→ **Recorded data**:
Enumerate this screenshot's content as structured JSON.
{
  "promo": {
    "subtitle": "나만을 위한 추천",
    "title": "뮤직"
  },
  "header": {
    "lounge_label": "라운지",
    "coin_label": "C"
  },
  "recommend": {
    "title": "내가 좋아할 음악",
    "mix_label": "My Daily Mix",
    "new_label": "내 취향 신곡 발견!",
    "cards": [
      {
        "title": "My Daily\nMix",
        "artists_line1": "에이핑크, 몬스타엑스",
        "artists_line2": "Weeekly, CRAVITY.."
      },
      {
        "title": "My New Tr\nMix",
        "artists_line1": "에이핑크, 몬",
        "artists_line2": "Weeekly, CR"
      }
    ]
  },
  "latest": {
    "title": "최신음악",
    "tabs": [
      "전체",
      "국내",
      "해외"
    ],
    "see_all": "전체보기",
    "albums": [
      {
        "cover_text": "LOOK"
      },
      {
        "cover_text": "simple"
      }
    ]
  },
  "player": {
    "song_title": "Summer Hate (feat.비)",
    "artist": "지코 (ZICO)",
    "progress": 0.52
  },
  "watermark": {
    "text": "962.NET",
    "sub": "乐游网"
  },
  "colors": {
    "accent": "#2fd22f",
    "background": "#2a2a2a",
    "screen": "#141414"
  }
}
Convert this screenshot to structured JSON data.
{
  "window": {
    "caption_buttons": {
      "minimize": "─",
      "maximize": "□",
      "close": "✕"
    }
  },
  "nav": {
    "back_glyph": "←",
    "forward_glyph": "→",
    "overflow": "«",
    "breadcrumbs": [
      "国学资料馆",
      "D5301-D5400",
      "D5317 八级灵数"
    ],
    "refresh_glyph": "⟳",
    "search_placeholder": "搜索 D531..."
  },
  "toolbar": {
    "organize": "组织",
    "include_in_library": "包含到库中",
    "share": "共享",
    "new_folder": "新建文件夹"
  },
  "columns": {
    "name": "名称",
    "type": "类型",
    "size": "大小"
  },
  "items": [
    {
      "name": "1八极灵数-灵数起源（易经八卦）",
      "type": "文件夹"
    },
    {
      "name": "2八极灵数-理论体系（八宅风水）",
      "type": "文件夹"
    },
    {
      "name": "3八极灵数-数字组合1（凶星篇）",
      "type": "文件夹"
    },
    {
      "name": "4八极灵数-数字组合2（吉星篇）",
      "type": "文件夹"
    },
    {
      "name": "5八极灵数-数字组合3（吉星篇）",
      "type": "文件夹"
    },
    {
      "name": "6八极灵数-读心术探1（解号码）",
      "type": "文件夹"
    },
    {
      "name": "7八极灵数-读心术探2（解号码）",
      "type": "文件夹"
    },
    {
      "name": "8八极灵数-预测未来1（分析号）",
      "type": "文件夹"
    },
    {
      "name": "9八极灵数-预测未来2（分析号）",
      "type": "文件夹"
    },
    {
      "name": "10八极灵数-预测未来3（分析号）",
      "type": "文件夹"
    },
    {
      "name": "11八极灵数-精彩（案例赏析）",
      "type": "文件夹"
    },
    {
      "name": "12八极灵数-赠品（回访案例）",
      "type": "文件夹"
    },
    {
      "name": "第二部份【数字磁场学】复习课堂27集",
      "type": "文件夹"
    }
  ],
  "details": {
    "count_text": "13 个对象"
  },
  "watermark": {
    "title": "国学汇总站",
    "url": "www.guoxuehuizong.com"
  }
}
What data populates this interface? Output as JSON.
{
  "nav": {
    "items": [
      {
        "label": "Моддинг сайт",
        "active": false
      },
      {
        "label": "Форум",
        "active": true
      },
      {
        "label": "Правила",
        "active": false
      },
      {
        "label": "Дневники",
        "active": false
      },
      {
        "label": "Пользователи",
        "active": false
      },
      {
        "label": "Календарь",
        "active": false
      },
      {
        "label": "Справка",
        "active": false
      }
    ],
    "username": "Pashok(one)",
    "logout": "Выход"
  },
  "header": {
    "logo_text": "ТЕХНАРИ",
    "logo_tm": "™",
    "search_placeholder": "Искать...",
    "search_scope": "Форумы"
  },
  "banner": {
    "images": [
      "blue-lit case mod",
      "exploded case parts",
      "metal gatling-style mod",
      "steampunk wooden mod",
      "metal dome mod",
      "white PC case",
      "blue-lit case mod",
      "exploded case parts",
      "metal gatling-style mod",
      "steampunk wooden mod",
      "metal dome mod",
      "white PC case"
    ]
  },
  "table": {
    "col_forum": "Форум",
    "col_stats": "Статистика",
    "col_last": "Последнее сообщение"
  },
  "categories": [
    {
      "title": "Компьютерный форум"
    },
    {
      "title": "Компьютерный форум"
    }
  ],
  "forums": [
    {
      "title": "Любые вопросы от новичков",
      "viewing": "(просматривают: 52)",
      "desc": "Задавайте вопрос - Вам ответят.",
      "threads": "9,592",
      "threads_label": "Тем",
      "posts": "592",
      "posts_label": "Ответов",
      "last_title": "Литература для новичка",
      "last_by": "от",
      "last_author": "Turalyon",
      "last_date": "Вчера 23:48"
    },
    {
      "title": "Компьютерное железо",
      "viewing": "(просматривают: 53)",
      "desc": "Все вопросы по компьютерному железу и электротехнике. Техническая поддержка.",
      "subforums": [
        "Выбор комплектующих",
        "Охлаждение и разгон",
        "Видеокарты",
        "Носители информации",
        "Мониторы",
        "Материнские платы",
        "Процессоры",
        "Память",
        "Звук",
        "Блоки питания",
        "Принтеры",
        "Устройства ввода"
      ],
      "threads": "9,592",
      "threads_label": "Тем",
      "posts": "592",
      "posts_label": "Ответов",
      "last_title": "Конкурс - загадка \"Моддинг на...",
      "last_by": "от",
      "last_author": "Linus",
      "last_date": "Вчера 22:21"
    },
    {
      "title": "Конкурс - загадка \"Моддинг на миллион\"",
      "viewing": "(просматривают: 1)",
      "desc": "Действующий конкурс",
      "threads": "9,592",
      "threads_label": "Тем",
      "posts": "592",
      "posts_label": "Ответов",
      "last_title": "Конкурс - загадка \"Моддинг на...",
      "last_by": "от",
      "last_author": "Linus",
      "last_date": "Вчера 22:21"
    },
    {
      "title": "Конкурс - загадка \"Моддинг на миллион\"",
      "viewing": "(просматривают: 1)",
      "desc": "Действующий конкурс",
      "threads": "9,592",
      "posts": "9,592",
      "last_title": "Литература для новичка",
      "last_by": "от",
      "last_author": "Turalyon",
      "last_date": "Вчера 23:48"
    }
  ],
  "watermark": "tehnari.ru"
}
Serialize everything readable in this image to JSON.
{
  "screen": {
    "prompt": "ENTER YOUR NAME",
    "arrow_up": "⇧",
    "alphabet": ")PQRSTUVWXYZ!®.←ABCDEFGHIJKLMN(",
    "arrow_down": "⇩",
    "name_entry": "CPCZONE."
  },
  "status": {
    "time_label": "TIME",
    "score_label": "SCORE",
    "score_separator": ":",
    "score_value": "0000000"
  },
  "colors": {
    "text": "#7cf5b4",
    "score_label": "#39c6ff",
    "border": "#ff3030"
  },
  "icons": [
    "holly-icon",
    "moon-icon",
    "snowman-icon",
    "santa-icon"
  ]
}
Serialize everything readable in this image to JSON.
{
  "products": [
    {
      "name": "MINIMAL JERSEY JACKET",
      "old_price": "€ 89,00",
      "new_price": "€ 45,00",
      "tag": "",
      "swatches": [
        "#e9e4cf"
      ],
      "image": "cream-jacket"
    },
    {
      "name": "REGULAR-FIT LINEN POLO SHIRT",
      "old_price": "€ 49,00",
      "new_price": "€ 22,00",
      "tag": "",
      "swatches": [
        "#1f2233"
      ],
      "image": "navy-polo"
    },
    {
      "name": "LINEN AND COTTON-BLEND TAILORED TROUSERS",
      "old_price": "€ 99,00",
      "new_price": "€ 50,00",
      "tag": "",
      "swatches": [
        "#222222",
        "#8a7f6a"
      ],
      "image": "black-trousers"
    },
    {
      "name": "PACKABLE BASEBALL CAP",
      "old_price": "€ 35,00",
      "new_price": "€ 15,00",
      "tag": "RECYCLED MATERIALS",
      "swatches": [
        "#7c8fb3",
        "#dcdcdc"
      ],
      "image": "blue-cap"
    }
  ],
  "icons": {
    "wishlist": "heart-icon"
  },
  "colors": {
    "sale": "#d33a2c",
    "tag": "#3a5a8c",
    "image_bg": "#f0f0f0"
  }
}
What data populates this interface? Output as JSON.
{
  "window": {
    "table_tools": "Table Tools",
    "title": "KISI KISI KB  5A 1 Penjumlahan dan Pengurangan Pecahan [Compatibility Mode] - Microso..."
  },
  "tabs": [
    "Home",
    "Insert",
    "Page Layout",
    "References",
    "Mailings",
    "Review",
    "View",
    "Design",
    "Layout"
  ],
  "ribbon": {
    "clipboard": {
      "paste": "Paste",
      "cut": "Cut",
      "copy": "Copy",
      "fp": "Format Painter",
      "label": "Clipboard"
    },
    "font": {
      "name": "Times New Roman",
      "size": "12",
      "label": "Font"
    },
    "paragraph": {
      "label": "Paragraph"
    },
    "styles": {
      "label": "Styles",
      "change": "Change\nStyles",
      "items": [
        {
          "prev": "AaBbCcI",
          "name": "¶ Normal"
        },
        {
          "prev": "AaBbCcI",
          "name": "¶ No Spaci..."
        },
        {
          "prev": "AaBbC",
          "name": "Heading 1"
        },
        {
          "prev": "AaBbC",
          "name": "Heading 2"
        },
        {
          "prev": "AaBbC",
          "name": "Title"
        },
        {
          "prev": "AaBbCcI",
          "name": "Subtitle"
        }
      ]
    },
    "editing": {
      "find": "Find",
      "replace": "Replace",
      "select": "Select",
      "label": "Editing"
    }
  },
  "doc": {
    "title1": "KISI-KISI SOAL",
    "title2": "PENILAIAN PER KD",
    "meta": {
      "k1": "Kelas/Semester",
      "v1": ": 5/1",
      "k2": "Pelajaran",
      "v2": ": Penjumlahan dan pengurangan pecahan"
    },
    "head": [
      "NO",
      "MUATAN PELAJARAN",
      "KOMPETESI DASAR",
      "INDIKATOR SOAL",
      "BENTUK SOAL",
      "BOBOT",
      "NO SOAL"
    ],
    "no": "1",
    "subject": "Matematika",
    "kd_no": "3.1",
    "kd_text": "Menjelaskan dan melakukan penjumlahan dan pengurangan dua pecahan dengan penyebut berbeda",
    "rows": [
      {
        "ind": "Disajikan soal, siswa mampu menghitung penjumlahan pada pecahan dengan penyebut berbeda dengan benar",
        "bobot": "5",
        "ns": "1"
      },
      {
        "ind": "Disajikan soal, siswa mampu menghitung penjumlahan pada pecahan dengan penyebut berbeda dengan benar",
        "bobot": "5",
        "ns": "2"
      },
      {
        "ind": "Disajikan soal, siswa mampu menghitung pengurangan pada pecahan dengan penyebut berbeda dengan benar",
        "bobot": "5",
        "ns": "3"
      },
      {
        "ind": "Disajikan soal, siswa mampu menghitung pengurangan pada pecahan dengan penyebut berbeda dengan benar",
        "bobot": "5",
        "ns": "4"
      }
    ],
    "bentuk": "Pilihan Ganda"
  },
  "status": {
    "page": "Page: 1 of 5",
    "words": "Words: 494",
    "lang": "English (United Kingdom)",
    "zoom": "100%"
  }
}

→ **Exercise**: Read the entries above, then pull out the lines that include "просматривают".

→ **Reply to the exercise**:
      "viewing": "(просматривают: 52)",
      "viewing": "(просматривают: 53)",
      "viewing": "(просматривают: 1)",
      "viewing": "(просматривают: 1)",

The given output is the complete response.